Records from a collection
┌────────

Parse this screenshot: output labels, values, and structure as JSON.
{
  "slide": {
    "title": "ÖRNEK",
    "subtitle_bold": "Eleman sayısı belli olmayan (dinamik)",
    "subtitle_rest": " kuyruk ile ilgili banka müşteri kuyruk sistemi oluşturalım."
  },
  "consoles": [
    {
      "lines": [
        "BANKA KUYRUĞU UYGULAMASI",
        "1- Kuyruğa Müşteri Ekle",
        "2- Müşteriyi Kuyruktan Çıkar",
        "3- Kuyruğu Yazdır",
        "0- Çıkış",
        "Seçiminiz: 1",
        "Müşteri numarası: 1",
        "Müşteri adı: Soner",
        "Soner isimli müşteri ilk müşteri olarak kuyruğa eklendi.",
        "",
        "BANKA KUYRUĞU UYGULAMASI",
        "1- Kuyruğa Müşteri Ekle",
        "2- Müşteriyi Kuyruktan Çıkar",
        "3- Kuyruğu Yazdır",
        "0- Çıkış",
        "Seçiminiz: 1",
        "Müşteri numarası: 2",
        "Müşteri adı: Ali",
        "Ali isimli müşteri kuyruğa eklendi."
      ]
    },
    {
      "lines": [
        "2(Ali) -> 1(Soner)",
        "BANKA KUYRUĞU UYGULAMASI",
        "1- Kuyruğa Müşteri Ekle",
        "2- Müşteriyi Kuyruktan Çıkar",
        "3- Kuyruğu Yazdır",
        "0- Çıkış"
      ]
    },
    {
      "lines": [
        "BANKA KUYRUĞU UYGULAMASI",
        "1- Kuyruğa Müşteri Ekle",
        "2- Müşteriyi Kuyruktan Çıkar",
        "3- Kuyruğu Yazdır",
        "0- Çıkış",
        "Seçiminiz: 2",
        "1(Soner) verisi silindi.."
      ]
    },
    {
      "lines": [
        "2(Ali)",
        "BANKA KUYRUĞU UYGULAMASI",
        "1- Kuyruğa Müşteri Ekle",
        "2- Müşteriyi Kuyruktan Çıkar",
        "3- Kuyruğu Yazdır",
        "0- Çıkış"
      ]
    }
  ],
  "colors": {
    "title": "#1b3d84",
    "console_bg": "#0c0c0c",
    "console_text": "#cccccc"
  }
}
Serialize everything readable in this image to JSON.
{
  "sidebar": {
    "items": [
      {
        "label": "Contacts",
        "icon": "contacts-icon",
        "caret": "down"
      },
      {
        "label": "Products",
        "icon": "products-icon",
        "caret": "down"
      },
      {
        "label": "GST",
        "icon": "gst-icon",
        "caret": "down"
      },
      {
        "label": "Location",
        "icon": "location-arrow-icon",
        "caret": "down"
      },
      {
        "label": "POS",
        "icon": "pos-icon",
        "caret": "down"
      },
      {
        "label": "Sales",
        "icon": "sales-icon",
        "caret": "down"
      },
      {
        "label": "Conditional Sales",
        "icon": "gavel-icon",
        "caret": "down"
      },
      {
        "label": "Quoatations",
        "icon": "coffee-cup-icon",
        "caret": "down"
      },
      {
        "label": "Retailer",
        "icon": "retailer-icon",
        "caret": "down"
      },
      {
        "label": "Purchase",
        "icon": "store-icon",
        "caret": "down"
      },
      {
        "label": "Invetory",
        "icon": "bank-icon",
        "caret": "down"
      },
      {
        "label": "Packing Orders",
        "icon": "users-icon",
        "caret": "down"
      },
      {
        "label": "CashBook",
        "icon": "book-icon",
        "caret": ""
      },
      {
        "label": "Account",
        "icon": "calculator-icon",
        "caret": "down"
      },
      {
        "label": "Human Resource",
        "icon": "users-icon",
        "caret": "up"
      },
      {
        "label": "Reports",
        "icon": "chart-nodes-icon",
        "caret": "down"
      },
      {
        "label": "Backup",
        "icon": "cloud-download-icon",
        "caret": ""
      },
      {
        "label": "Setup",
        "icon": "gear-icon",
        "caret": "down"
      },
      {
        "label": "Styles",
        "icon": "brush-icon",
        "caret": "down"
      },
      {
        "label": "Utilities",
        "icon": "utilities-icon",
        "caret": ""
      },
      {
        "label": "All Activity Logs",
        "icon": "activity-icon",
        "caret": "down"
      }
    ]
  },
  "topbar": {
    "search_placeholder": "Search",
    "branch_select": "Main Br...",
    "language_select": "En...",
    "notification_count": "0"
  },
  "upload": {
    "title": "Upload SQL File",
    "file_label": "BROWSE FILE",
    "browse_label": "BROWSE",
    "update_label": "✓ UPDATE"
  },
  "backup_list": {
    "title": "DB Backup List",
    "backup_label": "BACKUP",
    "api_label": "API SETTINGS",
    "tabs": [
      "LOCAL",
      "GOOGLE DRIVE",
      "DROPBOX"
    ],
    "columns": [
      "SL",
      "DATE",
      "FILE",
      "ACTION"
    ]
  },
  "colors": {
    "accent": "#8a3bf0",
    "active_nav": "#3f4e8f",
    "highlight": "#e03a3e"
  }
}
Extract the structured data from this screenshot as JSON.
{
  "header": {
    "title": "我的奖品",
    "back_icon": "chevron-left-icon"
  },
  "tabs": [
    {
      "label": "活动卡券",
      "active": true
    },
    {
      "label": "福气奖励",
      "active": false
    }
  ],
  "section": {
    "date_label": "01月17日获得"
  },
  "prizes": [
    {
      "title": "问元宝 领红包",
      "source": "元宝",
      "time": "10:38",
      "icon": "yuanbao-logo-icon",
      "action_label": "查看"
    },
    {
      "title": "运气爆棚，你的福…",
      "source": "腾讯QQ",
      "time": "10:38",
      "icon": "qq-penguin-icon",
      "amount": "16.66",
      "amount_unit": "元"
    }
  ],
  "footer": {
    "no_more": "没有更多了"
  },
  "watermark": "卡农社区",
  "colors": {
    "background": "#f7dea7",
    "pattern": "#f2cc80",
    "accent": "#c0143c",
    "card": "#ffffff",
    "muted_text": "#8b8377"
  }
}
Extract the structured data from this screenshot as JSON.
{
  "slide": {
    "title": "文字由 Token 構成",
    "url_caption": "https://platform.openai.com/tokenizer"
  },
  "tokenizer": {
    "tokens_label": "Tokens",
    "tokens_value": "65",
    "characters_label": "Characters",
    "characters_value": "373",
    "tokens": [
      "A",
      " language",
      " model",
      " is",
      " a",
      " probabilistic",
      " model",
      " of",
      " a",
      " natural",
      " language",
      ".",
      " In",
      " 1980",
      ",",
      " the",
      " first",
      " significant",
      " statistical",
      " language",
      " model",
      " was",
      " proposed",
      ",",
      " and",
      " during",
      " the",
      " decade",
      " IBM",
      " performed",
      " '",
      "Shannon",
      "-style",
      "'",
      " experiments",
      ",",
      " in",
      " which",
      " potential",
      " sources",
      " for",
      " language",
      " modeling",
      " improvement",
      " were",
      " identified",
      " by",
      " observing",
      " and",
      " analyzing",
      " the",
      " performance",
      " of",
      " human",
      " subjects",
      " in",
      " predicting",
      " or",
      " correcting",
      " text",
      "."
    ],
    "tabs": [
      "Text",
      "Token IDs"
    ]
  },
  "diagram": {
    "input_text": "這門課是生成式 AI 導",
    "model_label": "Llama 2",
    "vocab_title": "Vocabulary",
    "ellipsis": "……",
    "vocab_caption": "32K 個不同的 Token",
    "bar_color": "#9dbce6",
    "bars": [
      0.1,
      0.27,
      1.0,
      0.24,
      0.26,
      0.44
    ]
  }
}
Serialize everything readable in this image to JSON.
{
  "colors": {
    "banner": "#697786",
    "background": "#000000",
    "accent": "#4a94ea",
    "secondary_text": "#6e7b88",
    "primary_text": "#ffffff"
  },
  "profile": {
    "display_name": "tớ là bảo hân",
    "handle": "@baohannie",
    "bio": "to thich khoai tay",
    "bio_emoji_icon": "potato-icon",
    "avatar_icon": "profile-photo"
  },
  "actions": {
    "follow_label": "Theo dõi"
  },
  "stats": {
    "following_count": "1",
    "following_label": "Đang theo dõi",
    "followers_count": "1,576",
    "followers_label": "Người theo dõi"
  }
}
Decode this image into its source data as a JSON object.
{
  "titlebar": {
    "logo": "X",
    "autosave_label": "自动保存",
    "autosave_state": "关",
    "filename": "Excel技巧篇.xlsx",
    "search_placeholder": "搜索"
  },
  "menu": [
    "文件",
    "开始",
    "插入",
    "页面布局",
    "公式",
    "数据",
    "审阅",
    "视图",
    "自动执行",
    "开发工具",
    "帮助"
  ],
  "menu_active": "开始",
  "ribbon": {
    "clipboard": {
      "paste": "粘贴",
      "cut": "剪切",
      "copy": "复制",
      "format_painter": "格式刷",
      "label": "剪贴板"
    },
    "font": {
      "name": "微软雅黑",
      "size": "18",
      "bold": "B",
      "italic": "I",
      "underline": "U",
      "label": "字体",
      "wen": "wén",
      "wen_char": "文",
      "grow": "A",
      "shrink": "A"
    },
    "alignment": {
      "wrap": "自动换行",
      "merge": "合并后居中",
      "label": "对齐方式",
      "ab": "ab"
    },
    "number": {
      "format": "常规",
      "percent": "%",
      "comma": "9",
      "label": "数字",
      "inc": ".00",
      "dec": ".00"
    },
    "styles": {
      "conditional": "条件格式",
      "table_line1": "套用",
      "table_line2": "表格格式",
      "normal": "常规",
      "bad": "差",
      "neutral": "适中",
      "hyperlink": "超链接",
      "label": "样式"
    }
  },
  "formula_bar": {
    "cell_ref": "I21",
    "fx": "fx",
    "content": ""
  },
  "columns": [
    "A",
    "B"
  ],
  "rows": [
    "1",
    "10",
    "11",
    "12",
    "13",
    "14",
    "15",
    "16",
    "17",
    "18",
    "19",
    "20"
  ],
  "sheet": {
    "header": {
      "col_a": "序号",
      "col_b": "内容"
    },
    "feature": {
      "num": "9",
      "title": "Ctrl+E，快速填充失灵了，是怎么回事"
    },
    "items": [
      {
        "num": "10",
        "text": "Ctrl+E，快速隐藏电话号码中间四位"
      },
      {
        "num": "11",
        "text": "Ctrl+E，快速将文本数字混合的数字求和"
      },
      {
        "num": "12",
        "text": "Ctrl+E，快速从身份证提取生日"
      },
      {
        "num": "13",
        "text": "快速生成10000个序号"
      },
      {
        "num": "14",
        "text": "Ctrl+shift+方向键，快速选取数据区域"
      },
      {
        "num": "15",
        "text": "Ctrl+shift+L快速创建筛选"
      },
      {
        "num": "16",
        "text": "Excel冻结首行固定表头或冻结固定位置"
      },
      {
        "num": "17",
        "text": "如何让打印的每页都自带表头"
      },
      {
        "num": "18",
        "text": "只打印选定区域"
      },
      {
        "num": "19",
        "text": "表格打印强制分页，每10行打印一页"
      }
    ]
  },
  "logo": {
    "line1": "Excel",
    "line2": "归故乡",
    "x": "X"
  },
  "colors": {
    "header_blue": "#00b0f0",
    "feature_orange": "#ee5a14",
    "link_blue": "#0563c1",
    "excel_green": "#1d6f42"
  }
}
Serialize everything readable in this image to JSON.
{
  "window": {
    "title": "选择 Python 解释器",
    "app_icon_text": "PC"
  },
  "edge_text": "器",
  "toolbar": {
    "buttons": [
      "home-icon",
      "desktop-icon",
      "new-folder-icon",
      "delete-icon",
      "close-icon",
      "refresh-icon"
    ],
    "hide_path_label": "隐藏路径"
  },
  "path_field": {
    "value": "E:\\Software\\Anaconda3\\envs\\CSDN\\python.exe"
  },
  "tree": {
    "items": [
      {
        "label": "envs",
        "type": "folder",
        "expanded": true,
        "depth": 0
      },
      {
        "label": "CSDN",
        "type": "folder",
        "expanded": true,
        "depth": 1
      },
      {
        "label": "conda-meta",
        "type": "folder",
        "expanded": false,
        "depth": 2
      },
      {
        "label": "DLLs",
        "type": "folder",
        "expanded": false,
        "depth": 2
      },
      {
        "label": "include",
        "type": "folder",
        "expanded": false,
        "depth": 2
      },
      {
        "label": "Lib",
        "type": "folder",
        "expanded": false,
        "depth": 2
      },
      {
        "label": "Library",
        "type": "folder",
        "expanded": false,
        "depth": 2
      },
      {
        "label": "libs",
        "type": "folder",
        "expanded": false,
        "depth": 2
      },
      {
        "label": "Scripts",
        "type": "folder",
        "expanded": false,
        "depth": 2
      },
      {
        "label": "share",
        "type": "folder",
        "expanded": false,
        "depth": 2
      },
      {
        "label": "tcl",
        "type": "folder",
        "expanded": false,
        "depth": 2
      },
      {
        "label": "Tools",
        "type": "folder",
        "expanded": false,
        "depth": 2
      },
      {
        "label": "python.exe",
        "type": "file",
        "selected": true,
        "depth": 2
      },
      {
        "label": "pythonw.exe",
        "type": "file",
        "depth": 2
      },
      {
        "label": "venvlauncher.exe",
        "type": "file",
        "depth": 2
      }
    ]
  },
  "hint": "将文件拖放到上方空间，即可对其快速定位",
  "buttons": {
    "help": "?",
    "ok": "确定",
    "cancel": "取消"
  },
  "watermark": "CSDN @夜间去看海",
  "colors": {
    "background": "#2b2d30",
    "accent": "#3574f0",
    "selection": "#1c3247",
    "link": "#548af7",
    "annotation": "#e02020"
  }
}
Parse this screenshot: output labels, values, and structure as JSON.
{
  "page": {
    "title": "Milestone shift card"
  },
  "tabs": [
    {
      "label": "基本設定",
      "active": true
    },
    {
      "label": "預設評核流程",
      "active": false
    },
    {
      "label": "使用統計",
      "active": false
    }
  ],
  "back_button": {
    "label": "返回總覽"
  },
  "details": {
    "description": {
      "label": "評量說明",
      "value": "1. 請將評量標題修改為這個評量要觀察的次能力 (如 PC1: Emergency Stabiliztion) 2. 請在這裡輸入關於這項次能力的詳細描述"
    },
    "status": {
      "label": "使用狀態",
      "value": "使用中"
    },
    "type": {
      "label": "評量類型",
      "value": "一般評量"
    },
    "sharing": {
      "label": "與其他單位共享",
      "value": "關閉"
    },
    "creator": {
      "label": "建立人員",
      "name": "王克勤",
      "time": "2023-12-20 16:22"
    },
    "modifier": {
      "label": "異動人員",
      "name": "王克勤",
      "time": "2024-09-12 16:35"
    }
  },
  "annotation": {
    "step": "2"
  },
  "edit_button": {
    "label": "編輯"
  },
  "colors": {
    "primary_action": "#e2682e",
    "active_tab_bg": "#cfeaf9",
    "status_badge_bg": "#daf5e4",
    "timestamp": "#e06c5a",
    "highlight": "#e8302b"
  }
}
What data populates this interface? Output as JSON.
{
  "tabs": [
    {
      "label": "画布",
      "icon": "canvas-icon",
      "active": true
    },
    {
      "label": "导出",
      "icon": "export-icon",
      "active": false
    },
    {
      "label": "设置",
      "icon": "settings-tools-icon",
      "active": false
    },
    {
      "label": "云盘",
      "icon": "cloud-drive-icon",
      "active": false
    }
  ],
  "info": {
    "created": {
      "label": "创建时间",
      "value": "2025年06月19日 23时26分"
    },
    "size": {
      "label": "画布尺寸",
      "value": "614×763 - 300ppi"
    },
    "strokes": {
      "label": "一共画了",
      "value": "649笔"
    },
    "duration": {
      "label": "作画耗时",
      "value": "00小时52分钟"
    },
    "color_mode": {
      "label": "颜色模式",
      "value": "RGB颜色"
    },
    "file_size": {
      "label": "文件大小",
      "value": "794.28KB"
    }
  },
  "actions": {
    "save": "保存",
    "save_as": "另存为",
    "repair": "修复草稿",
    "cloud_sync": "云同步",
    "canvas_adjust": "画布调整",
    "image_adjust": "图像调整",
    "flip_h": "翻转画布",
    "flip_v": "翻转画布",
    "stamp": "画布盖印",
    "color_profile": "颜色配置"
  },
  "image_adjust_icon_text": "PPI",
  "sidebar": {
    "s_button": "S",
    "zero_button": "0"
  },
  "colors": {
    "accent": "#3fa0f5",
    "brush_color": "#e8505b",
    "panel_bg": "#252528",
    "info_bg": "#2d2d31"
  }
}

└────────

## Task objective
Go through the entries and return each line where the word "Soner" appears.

## The completed task
        "Müşteri adı: Soner",
        "Soner isimli müşteri ilk müşteri olarak kuyruğa eklendi.",
        "2(Ali) -> 1(Soner)",
        "1(Soner) verisi silindi.."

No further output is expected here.